Sonnet I of Modern Love
"Be this he knew she wept with waking eyes:
That, at his hand's light quiver by her head,
The strange low sobs that shook their common bed,
Were called into her with a sharp surprise,
And strangled mute, like little gaping snakes,
Dreadfully venomous to him. She lay
Stone still, and the long darkness flowed away
With muffled pulses. Then, as midnight makes
Her giant heart of Memory and Tears
Drink the pale drug of silence, and so beat
Sleep's heavy measure, they from head to feet
Were moveless, looking through their dead black years,
By vain regret scrawled over the blank wall.
Like sculptured effigies they might be seen
Upon their marriage-tomb, the sword between;
Each wishing for the sword that severs all."
More so perhaps than any other Pre-Raphaelite and Victorian writer, William Morris believed in not only the importance but the necessity of beauty in everyday life. As founder of what eventually became known as "arts and crafts", Morris advocated for aesthetically appealing fabrics, cookware, furniture etc. He believed that Victorian life too often neglected the part of human life that needs beauty and pleasure, and he felt that the result was an era of humanity that was generally unhappy.

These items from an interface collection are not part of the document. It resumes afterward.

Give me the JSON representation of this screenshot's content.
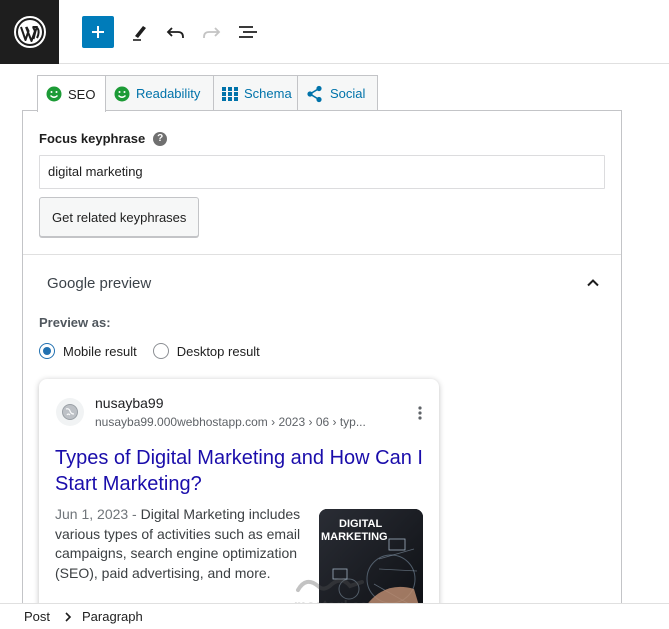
{
  "toolbar": {
    "logo_icon": "wordpress-logo-icon",
    "add_icon": "plus-icon",
    "tools_icon": "pencil-icon",
    "undo_icon": "undo-icon",
    "redo_icon": "redo-icon",
    "outline_icon": "list-view-icon"
  },
  "tabs": [
    {
      "label": "SEO",
      "icon": "smiley-green-icon",
      "active": true
    },
    {
      "label": "Readability",
      "icon": "smiley-green-icon",
      "active": false
    },
    {
      "label": "Schema",
      "icon": "grid-icon",
      "active": false
    },
    {
      "label": "Social",
      "icon": "share-icon",
      "active": false
    }
  ],
  "focus": {
    "label": "Focus keyphrase",
    "help_glyph": "?",
    "value": "digital marketing",
    "related_button": "Get related keyphrases"
  },
  "google_preview": {
    "title": "Google preview",
    "preview_as": "Preview as:",
    "options": [
      "Mobile result",
      "Desktop result"
    ],
    "selected": "Mobile result"
  },
  "serp": {
    "site_name": "nusayba99",
    "url": "nusayba99.000webhostapp.com › 2023 › 06 › typ...",
    "title": "Types of Digital Marketing and How Can I Start Marketing?",
    "date": "Jun 1, 2023",
    "date_sep": " - ",
    "description": "Digital Marketing includes various types of activities such as email campaigns, search engine optimization (SEO), paid advertising, and more.",
    "thumb_text": [
      "DIGITAL",
      "MARKETING"
    ]
  },
  "breadcrumb": {
    "root": "Post",
    "current": "Paragraph"
  },
  "watermark": {
    "text": "mostaql.com"
  },
  "colors": {
    "accent": "#007cba",
    "link": "#1a0dab",
    "smiley": "#1c9b36",
    "tab_link": "#0073aa"
  }
}
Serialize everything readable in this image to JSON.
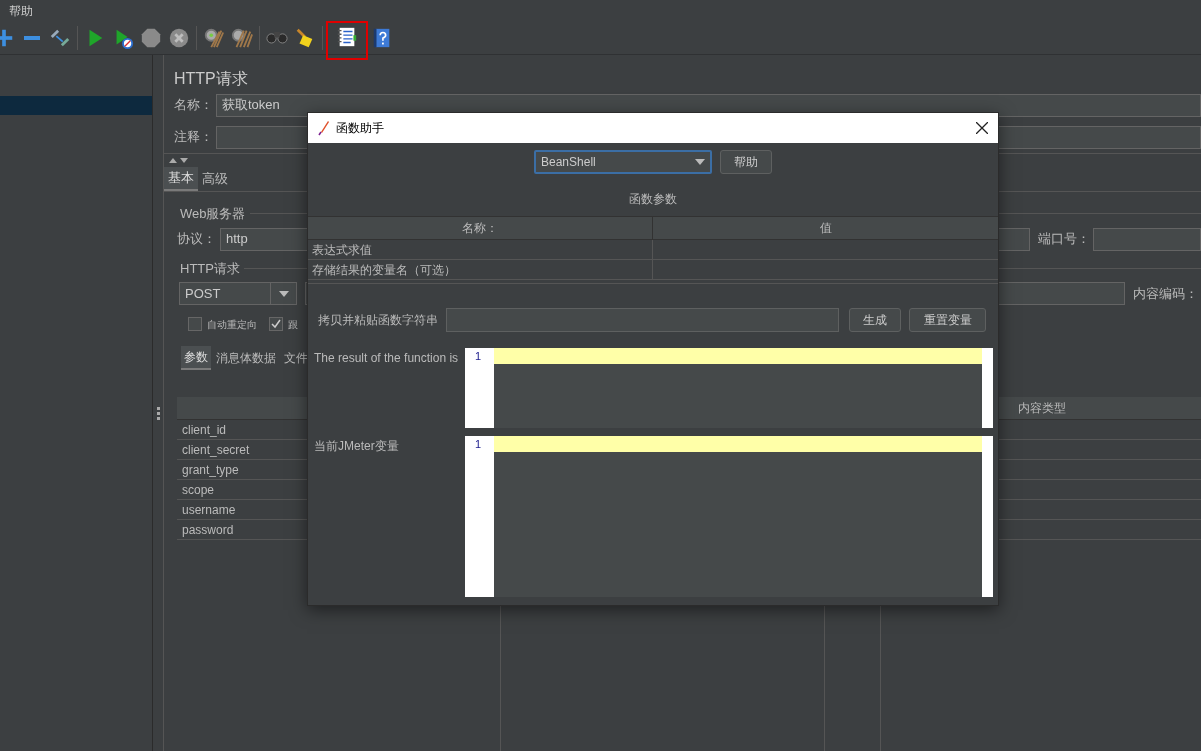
{
  "menu": [
    {
      "label": "帮助"
    }
  ],
  "toolbar": [
    [
      {
        "kind": "plus",
        "highlighted": false
      },
      {
        "kind": "minus",
        "highlighted": false
      },
      {
        "kind": "wand",
        "highlighted": false
      }
    ],
    [
      {
        "kind": "start",
        "highlighted": false
      },
      {
        "kind": "start-no-timer",
        "highlighted": false
      },
      {
        "kind": "stop",
        "highlighted": false
      },
      {
        "kind": "shutdown",
        "highlighted": false
      }
    ],
    [
      {
        "kind": "clear",
        "highlighted": false
      },
      {
        "kind": "clear-all",
        "highlighted": false
      }
    ],
    [
      {
        "kind": "search",
        "highlighted": false
      },
      {
        "kind": "reset-search",
        "highlighted": false
      }
    ],
    [
      {
        "kind": "function-helper",
        "highlighted": true
      },
      {
        "kind": "help",
        "highlighted": false
      }
    ]
  ],
  "tree": {
    "rows": [
      {
        "selected": true
      }
    ]
  },
  "sampler": {
    "title": "HTTP请求",
    "name_label": "名称：",
    "name_value": "获取token",
    "comment_label": "注释：",
    "tabs": [
      {
        "label": "基本",
        "selected": true
      },
      {
        "label": "高级",
        "selected": false
      }
    ],
    "web_server": {
      "group_label": "Web服务器",
      "protocol_label": "协议：",
      "protocol_value": "http",
      "port_label": "端口号："
    },
    "http_request": {
      "group_label": "HTTP请求",
      "method": "POST",
      "encoding_label": "内容编码：",
      "options": [
        {
          "label": "自动重定向",
          "checked": false
        },
        {
          "label": "跟",
          "checked": true
        }
      ]
    },
    "sub_tabs": [
      {
        "label": "参数",
        "selected": true
      },
      {
        "label": "消息体数据",
        "selected": false
      },
      {
        "label": "文件",
        "selected": false
      }
    ],
    "parameters": {
      "content_type_header": "内容类型",
      "rows": [
        {
          "name": "client_id"
        },
        {
          "name": "client_secret"
        },
        {
          "name": "grant_type"
        },
        {
          "name": "scope"
        },
        {
          "name": "username"
        },
        {
          "name": "password"
        }
      ]
    }
  },
  "dialog": {
    "title": "函数助手",
    "function": "BeanShell",
    "help_button": "帮助",
    "params_title": "函数参数",
    "params_columns": [
      "名称：",
      "值"
    ],
    "params_rows": [
      {
        "name": "表达式求值"
      },
      {
        "name": "存储结果的变量名（可选）"
      }
    ],
    "copy_label": "拷贝并粘贴函数字符串",
    "buttons": [
      "生成",
      "重置变量"
    ],
    "result_label": "The result of the function is",
    "result_lines": [
      "1"
    ],
    "variables_label": "当前JMeter变量",
    "variables_lines": [
      "1"
    ]
  }
}
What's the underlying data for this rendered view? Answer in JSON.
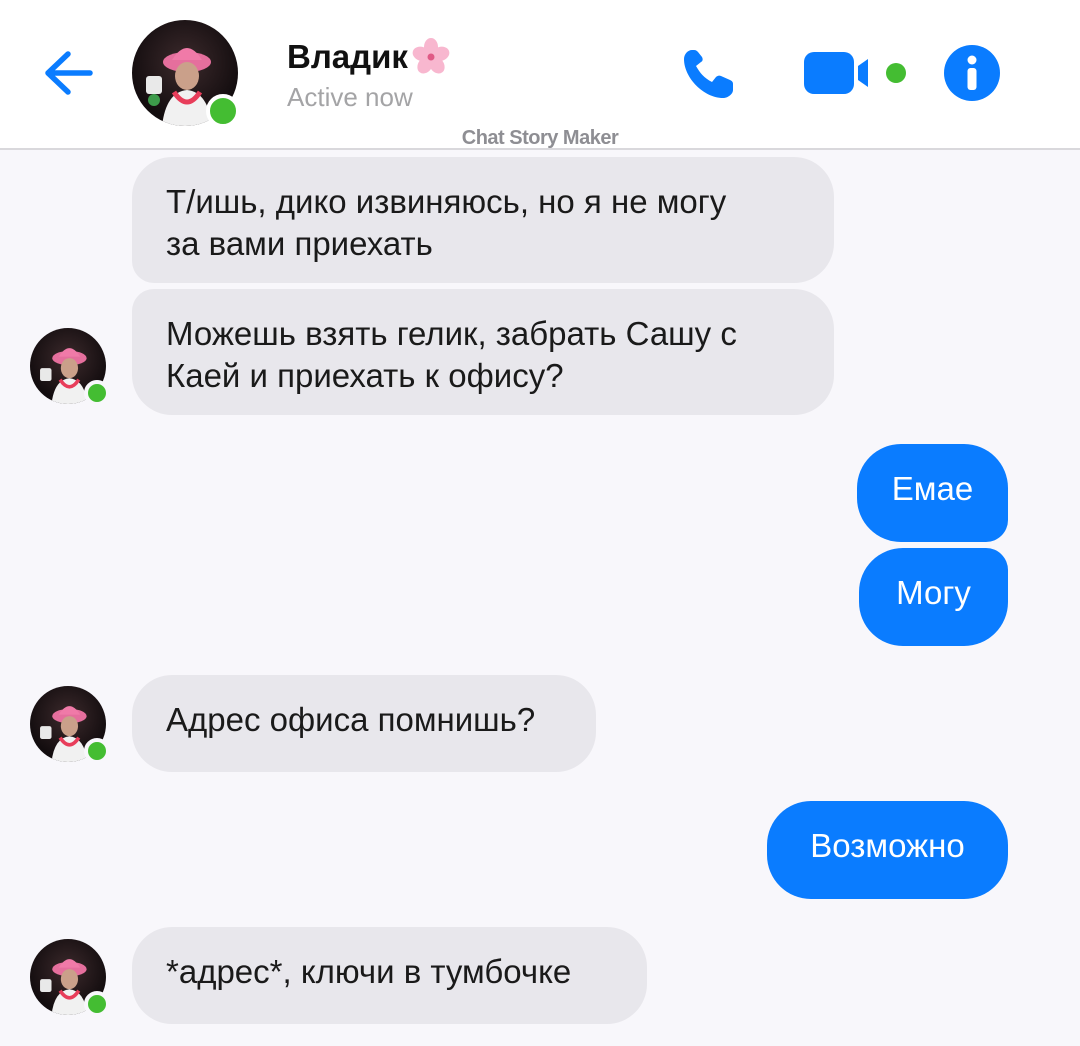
{
  "header": {
    "contact_name": "Владик",
    "status": "Active now",
    "watermark": "Chat Story Maker",
    "back_icon": "arrow-left-icon",
    "call_icon": "phone-icon",
    "video_icon": "video-camera-icon",
    "info_icon": "info-icon"
  },
  "messages": [
    {
      "side": "in",
      "text": "Т/ишь, дико извиняюсь, но я не могу\nза вами приехать",
      "avatar": false
    },
    {
      "side": "in",
      "text": "Можешь взять гелик, забрать Сашу с\nКаей и приехать к офису?",
      "avatar": true
    },
    {
      "side": "out",
      "text": "Емае"
    },
    {
      "side": "out",
      "text": "Могу"
    },
    {
      "side": "in",
      "text": "Адрес офиса помнишь?",
      "avatar": true
    },
    {
      "side": "out",
      "text": "Возможно"
    },
    {
      "side": "in",
      "text": "*адрес*, ключи в тумбочке",
      "avatar": true
    }
  ],
  "colors": {
    "accent": "#0a7cff",
    "online": "#44bd32",
    "incoming_bubble": "#e8e7ec",
    "background": "#f8f7fb"
  }
}
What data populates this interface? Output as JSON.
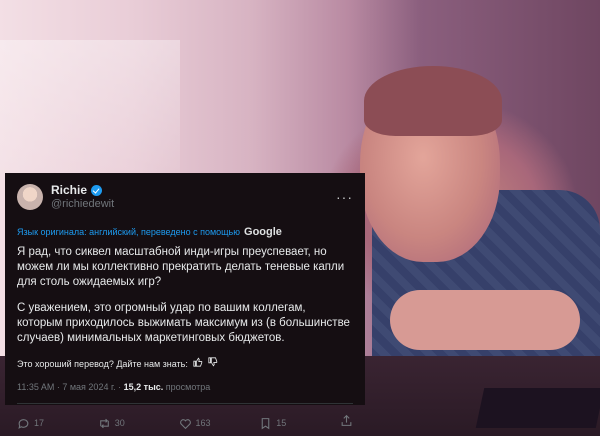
{
  "tweet": {
    "name": "Richie",
    "handle": "@richiedewit",
    "translation_note": "Язык оригинала: английский, переведено с помощью",
    "translation_service": "Google",
    "paragraph1": "Я рад, что сиквел масштабной инди-игры преуспевает, но можем ли мы коллективно прекратить делать теневые капли для столь ожидаемых игр?",
    "paragraph2": "С уважением, это огромный удар по вашим коллегам, которым приходилось выжимать максимум из (в большинстве случаев) минимальных маркетинговых бюджетов.",
    "feedback_prompt": "Это хороший перевод? Дайте нам знать:",
    "timestamp": "11:35 AM · 7 мая 2024 г. · ",
    "views_count": "15,2 тыс.",
    "views_label": "просмотра",
    "replies": "17",
    "reposts": "30",
    "likes": "163",
    "bookmarks": "15"
  },
  "icons": {
    "verified": "verified-badge-icon",
    "more": "more-icon",
    "reply": "reply-icon",
    "repost": "repost-icon",
    "like": "like-icon",
    "bookmark": "bookmark-icon",
    "share": "share-icon",
    "thumbs": [
      "thumbs-up-icon",
      "thumbs-down-icon"
    ]
  },
  "colors": {
    "card_bg": "#150e12",
    "text": "#e7e9ea",
    "muted": "#71767b",
    "link": "#1d9bf0"
  }
}
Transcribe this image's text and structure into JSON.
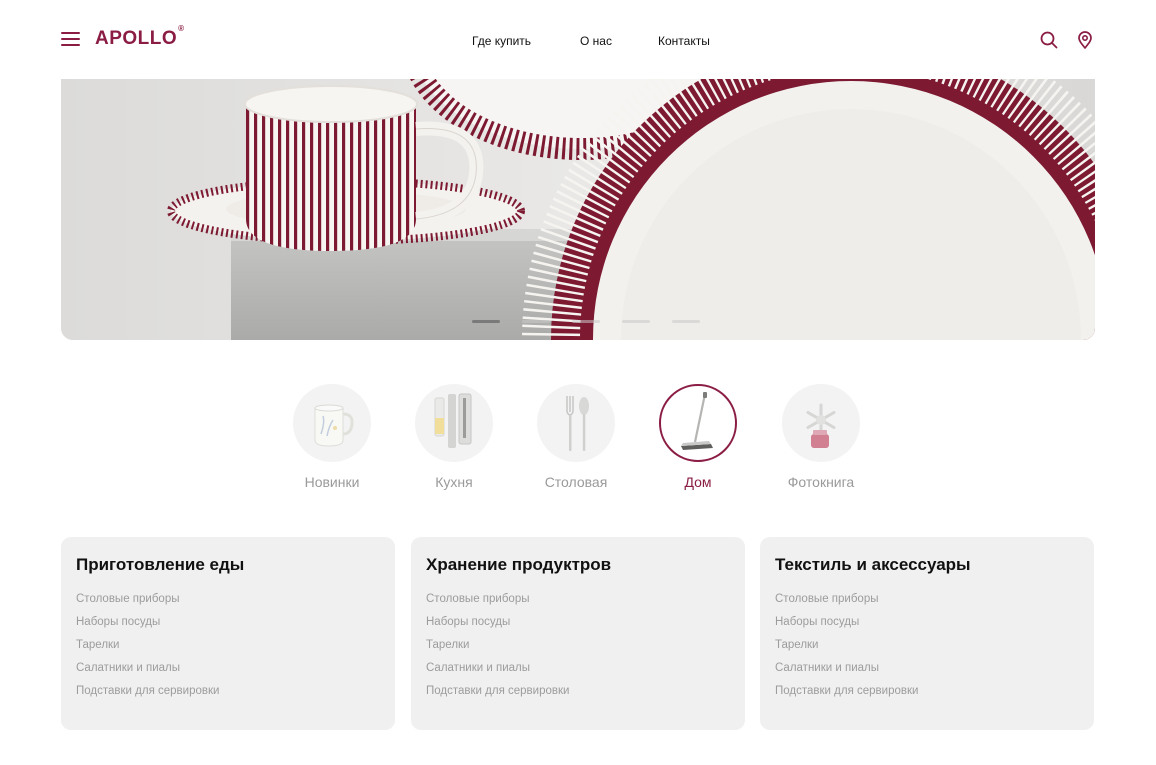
{
  "header": {
    "logo": "APOLLO",
    "logo_mark": "®",
    "nav": [
      "Где купить",
      "О нас",
      "Контакты"
    ],
    "icons": [
      "menu-icon",
      "search-icon",
      "location-pin-icon"
    ],
    "accent_color": "#8b1d45"
  },
  "hero": {
    "slides_total": 5,
    "active_slide": 1
  },
  "categories": [
    {
      "label": "Новинки",
      "icon": "mug-icon",
      "active": false
    },
    {
      "label": "Кухня",
      "icon": "kitchen-tools-icon",
      "active": false
    },
    {
      "label": "Столовая",
      "icon": "cutlery-icon",
      "active": false
    },
    {
      "label": "Дом",
      "icon": "mop-icon",
      "active": true
    },
    {
      "label": "Фотокнига",
      "icon": "snowflake-ornament-icon",
      "active": false
    }
  ],
  "cards": [
    {
      "title": "Приготовление еды",
      "items": [
        "Столовые приборы",
        "Наборы посуды",
        "Тарелки",
        "Салатники и пиалы",
        "Подставки для сервировки"
      ]
    },
    {
      "title": "Хранение продуктров",
      "items": [
        "Столовые приборы",
        "Наборы посуды",
        "Тарелки",
        "Салатники и пиалы",
        "Подставки для сервировки"
      ]
    },
    {
      "title": "Текстиль и аксессуары",
      "items": [
        "Столовые приборы",
        "Наборы посуды",
        "Тарелки",
        "Салатники и пиалы",
        "Подставки для сервировки"
      ]
    }
  ]
}
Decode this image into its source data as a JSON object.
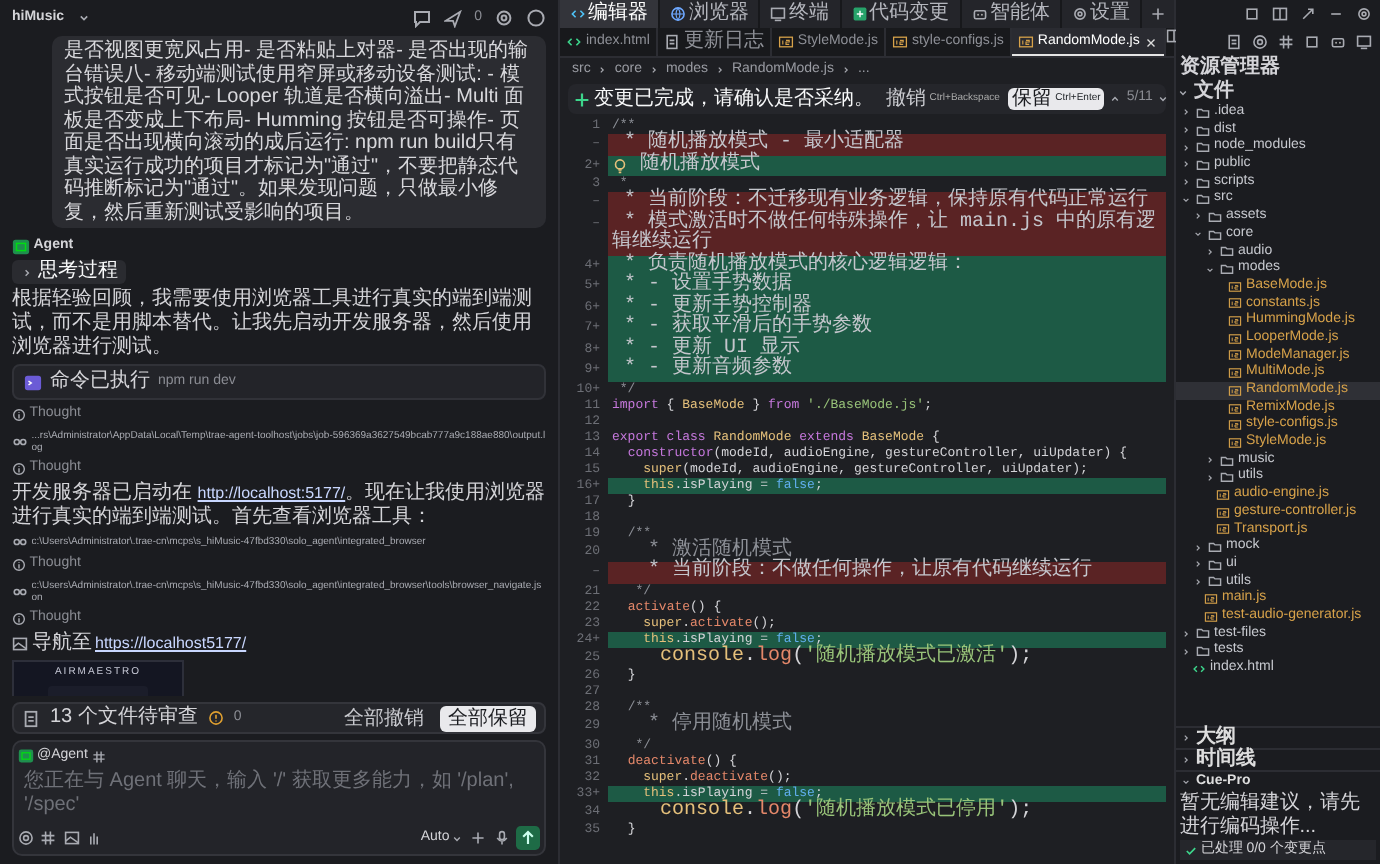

Morris had a strong passion for the Medieval era and legends in general, but especially Arthurian, and his poetry is credited with helping to develop the modern fantasy genre in literature. His best known works include The Defense of Guenevere and The Earthly Paradise, and I also recommend Two Red Roses across the Moon.
"The heavy trouble, the bewildering care/ That weighs us down who live and earn our bread/ These idle verses have no power to bear/ So let me sing of names remembered/ Because they, living not, can ne'er be dead/ Or long time take their memory quite away/ From us poor singers of an empty day." -from The Earthly Paradise (Lines 14-20)
Algernon Charles Swinburne
Central themes of Revolutionary prolific writer, Algernon Swinburne, include fatal women, destructiveness of love, cruelty or indifference of the gods, and the appeal of death. So basically, he was a very joyful and positive literary figure...
(See The Leper for an example of his bitter and disturbing criticism of the idea of love)
Needless to say, many moralists had problems with his writing, believing him to be advocating immoral and harmful things (which in their defense, he basically was). Swinburne's writing though is passionate, stirring and vibrant, and he is arguably my favorite of the Pre-Raphaelite movement in terms of his poetic ability (not necessarily for his subject matter). His somber tone and dark imagery is very relatable to Edgar Allen Poe.
"I shall go my ways, tread out of my measure/ Fill the days of my daily breath/ With fugitive things not good to treasure/ Do as the world doth, say as it saith/ But if we had loved each other- O, sweet/ Had you felt, lying under the palms of your feet/ The heart of my heart, beating harder with pleasure/ To feel you tread it to dust and death" (Lines 377-384 of The Triumph of Time).
Exhibit at the National Gallery of Art
The National Gallery of Art in D.C. is currently housing a Pre-Raphaelite exhibit, called Pre-Raphaelites: Victorian Art and Design 1848-1900. It is the first major exhibit focused solely on this artistic movement in the United States, and it features over 130 works. The exhibit also acknowledges the prominence of the Pre-Raphaelite art movement in the literary world, and there is an installation which includes books of poetry by D.G. Rossetti and William Morris. The exhibit began February 17th and will run until May 19th.
I have not been able to go see the exhibit yet, but I plan to, and when I do I will be sure to update this Hub about my trip! For more information on the exhibit, visit the National Gallery's site here.